If someone can say "Las Vegas Strong," but not have the strength to think critically about changing the nation's gun laws, then the posture of strength is meaningless. Moreover, nothing projects weakness more than puffing out your chest. It's the smallest dogs who bark the loudest, and stoicism has its own power. It is far more intimidating. If you hit someone and they respond that they will kick your ass, that's worrisome. If you hit someone and they simply ignore it as if it never happened, that's terrifying. It seems a reflection of American exceptionalism that we need to call a city strong for enduring the senseless violence, explosions, and killings that many other areas of the world endure on a far more regular basis.
Our Dear Leader himself tweeted the words NYCStrong and given his fetishisation of strength, it's not surprising Donald Trump's response for the attack included calling for death penalty. He used capital letters in his tweet, writing them just so we know that HE REALLY MEANS IT.
This is not shocking. This is the same man who took out a full page ad in the New York Times calling for the execution of the Central Park Five, five men of colour wrongly convicted of raping a woman in Central Park. In fact, even though they have been exonerated and released from prison, last year, while campaigning, Trump insisted on his belief in their guilt. If he feels no regret about calling for the death of innocents, we should not doubt his sincerity to seek death for someone whose guilt isn't in doubt.
Trump relishes the brute force that comes with the job, perhaps the only part he truly embraces happily. The man has called the White House a dump, has spent endless weekends at his golf clubs, and does a poor job at actively campaigning for his policies. He does not relish the hard work that comes with the job. But he loves the power and military might. He embraces the role of commander-in-chief far more readily than the part of the defender of the constitution. He threatens nuclear war with no concern for the consequences, and he wants to bring back military parades.
Perhaps, I would be more comfortable with declarations of strength if we accepted broader definitions. Strength shouldn't only be defined by threats of force. If we define strength as the ability to achieve ones goals, then diplomacy is also strength. Finding consensus is power. Unfortunately, the current American government is one that sees all treaties as zero-sum games and can rarely ignore the taunts of a foreign government.
I recently completed watching the new 18-hour documentary series on the Vietnam War by Ken Burns and Lynn Novick. Then too, some people thought anything less than full-scare war signals weakness and encourages American enemies. This thoughtless portrayal of strength is one that blinded the country to its own failures and let a war drag for decades with millions of deaths. As Trump continues to openly threaten war with North Korea, we should be more judicious about how the versions of strength we use.

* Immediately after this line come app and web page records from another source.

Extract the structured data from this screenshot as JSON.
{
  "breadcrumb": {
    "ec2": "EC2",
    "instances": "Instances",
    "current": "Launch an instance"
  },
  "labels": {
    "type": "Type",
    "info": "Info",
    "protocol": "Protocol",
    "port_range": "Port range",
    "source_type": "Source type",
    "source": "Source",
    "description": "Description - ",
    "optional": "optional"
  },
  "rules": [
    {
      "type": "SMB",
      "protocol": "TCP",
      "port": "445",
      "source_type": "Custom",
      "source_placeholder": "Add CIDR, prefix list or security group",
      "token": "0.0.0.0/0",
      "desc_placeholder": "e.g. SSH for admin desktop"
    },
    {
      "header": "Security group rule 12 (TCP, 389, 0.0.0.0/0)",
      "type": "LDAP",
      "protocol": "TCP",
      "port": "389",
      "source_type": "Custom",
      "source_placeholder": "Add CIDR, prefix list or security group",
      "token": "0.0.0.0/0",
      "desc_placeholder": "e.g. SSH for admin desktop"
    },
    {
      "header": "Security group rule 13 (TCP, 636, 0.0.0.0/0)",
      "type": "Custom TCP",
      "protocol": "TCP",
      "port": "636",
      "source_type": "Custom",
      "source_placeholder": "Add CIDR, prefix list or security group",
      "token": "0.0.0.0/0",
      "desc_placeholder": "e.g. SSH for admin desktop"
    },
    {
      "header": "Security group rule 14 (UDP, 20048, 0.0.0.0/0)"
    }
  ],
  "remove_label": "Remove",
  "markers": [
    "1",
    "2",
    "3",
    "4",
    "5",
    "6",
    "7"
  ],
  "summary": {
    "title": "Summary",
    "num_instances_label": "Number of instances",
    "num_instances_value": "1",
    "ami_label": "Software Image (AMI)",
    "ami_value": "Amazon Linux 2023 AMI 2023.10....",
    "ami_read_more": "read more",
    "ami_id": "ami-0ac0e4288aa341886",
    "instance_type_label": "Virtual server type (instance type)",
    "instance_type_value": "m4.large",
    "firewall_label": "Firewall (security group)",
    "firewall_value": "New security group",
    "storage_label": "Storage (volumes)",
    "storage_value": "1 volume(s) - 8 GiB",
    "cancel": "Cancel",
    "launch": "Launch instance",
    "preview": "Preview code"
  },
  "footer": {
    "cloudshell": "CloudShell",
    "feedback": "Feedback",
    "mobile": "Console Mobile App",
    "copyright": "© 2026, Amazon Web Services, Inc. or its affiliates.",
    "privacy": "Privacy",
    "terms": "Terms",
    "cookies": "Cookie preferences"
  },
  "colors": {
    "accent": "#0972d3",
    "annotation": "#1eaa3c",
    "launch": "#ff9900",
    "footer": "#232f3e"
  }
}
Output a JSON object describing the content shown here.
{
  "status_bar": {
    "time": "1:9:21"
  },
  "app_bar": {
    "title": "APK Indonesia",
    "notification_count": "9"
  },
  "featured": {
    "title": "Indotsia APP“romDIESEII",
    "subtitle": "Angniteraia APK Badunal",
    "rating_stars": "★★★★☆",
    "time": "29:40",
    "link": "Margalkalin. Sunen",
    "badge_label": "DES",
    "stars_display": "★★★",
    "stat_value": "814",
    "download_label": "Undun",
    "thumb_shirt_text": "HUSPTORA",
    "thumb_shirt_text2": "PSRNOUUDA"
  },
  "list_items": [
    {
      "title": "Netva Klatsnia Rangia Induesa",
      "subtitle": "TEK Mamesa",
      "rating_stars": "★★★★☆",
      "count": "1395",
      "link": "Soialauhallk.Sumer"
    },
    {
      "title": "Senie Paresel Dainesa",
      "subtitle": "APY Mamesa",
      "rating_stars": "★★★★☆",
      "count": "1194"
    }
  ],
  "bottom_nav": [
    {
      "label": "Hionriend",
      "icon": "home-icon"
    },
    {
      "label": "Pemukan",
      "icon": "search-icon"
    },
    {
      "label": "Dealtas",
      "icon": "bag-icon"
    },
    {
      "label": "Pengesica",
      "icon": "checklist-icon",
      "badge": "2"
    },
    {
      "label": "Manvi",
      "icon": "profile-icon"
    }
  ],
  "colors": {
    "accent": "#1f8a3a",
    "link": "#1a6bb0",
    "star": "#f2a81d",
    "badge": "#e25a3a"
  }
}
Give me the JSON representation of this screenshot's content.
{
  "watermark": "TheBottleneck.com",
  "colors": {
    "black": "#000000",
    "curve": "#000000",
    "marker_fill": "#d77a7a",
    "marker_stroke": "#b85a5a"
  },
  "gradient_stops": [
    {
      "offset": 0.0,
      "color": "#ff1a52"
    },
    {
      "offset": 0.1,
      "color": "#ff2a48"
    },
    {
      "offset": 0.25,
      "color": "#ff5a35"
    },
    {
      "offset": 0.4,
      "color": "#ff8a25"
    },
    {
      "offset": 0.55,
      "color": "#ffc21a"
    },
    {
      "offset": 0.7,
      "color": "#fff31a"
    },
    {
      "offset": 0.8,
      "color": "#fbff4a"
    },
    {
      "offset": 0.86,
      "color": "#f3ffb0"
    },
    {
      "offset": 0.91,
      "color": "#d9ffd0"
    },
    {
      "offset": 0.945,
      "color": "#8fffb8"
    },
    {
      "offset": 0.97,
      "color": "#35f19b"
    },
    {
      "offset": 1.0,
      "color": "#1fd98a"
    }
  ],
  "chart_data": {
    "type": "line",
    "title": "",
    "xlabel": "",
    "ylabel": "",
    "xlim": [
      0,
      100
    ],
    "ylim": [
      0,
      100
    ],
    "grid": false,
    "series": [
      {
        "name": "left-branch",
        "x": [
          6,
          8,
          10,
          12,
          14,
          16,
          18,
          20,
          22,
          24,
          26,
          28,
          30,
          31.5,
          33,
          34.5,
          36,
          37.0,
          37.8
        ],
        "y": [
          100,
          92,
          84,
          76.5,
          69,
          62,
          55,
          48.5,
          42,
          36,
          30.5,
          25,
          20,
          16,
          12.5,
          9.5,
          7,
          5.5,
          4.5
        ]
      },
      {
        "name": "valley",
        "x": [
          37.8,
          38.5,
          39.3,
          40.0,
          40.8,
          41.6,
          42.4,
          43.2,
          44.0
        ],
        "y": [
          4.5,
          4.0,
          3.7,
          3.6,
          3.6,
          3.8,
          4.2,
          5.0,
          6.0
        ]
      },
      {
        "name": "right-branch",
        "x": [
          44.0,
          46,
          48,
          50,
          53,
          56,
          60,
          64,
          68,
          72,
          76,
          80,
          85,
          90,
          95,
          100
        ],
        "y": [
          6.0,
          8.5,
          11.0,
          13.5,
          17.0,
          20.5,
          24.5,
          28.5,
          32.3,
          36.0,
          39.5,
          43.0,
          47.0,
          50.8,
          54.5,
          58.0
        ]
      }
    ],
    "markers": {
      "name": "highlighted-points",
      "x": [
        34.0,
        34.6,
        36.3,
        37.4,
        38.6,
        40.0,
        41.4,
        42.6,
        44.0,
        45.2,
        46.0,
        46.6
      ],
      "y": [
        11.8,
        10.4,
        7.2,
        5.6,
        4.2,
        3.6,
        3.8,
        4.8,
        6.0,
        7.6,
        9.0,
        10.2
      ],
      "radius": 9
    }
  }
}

In the wake of the attack, Trump postured strength by immediately taking to Twitter and calling for a change in America's immigration laws, getting rid of diversity visas. If you ask me, strength is the diversity I encounter each day in New York. Although I've lived here for several years, I still find myself amazed by the remarkably colourful tapestry of life I see here each day.
Sometimes, crossing one of New York's bridges on bike, I marvel at the crowded, cluttered sky line. It feels a miracle that New York forces eight million people to share the same sandbox and that most days it seems to work. We've crammed just about all the world's religions, languages, and cultures into one small space, and yet we don't tear each other apart. That's astonishing. And strong.